# [INFORMATION GIVEN]
┄┄┄┄┄┄

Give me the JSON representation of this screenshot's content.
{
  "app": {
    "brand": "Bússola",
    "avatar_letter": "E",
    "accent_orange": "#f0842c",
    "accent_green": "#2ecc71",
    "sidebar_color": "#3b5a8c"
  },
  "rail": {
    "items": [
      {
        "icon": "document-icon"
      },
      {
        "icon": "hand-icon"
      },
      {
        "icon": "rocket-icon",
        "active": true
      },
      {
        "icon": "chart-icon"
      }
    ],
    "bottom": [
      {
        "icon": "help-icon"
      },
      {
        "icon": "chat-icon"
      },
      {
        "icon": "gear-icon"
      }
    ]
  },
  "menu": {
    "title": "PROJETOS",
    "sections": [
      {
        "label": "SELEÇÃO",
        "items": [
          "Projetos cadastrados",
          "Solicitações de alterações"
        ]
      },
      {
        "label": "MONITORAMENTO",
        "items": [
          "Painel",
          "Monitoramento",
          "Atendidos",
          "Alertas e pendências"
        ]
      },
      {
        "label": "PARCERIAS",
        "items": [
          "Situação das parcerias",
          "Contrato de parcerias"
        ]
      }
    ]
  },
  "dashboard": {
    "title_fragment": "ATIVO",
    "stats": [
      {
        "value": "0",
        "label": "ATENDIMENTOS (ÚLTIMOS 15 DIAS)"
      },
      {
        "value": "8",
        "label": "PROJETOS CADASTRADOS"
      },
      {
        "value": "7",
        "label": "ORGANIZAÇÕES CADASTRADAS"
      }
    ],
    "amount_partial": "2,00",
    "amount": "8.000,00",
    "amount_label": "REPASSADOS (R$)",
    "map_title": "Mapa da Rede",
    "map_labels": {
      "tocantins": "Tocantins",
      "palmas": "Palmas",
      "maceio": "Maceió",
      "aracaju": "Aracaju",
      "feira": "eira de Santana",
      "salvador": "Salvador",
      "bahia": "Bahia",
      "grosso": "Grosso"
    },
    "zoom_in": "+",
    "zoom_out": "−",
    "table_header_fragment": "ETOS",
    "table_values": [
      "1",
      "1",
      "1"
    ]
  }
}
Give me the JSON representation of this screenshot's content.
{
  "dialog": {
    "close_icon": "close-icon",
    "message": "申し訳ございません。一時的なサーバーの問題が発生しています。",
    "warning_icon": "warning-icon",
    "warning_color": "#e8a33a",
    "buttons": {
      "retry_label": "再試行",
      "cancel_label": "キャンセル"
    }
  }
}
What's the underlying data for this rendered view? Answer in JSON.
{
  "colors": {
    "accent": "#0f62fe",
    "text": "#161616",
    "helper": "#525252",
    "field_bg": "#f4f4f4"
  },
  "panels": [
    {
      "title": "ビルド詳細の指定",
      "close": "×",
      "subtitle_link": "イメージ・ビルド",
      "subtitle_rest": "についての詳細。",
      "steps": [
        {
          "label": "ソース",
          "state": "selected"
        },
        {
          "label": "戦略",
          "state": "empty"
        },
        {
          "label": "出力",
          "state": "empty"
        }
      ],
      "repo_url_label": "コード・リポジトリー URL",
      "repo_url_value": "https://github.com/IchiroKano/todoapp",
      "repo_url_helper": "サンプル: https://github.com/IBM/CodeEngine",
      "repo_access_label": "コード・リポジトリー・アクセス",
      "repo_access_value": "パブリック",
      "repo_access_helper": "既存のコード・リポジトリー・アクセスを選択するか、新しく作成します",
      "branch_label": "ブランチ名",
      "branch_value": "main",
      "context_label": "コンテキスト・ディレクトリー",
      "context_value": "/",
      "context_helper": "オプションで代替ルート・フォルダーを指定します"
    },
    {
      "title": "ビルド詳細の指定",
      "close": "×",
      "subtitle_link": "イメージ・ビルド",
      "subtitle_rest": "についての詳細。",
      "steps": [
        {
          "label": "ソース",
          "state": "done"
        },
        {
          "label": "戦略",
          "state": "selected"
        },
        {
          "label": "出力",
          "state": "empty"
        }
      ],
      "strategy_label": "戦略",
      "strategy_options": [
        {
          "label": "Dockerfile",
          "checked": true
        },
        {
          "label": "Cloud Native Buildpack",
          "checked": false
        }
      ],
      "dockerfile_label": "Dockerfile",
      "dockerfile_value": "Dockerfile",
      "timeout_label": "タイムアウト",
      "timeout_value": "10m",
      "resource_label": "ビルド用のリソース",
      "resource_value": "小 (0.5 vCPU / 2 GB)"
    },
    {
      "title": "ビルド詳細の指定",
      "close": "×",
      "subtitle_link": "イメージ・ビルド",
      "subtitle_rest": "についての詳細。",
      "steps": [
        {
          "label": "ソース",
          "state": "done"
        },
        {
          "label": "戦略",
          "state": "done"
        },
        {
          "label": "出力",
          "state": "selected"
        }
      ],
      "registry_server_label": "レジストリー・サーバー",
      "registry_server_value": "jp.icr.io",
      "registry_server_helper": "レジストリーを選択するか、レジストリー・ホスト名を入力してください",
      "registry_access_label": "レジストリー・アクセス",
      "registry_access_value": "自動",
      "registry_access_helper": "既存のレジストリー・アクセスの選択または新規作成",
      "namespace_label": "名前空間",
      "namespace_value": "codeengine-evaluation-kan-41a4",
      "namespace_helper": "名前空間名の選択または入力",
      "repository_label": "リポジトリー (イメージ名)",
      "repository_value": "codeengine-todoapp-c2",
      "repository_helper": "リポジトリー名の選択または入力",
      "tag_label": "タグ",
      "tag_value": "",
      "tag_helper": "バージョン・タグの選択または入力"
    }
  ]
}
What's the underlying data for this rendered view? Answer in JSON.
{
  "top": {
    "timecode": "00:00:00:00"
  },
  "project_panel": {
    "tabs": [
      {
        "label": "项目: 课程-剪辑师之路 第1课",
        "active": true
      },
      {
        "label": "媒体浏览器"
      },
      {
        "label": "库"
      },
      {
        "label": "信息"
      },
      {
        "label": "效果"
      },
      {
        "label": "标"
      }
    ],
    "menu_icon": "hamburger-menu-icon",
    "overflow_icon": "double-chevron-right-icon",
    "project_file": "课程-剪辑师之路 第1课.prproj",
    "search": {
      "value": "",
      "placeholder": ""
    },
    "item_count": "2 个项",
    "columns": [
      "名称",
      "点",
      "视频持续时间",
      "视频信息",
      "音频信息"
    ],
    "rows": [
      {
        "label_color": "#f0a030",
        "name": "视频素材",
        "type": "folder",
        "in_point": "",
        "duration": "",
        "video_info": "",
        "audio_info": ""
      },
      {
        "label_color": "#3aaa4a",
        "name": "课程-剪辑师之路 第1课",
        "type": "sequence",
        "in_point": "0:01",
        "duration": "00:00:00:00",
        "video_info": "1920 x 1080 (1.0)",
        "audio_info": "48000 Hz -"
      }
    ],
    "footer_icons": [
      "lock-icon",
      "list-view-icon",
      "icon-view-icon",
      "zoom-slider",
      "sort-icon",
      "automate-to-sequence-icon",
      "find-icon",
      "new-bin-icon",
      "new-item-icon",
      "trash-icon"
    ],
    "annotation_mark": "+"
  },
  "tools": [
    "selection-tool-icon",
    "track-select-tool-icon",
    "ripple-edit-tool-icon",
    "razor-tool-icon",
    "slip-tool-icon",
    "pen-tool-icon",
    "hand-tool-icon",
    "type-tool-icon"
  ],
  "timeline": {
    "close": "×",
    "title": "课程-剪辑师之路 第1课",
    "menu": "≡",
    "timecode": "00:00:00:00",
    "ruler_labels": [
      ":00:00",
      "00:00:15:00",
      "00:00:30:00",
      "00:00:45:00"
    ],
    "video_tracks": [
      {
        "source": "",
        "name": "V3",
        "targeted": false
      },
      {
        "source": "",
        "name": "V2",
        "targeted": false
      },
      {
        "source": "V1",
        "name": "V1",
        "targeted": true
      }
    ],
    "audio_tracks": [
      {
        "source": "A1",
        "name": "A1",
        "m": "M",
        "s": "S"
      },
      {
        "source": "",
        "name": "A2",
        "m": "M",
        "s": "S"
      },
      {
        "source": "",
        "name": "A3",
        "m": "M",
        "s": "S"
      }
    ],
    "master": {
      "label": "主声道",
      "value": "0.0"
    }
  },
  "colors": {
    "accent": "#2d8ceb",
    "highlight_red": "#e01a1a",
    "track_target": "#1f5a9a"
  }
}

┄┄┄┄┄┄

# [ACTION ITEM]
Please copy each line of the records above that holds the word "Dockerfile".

# [TASK RESPONSE]
          "label": "Dockerfile",
      "dockerfile_label": "Dockerfile",
      "dockerfile_value": "Dockerfile",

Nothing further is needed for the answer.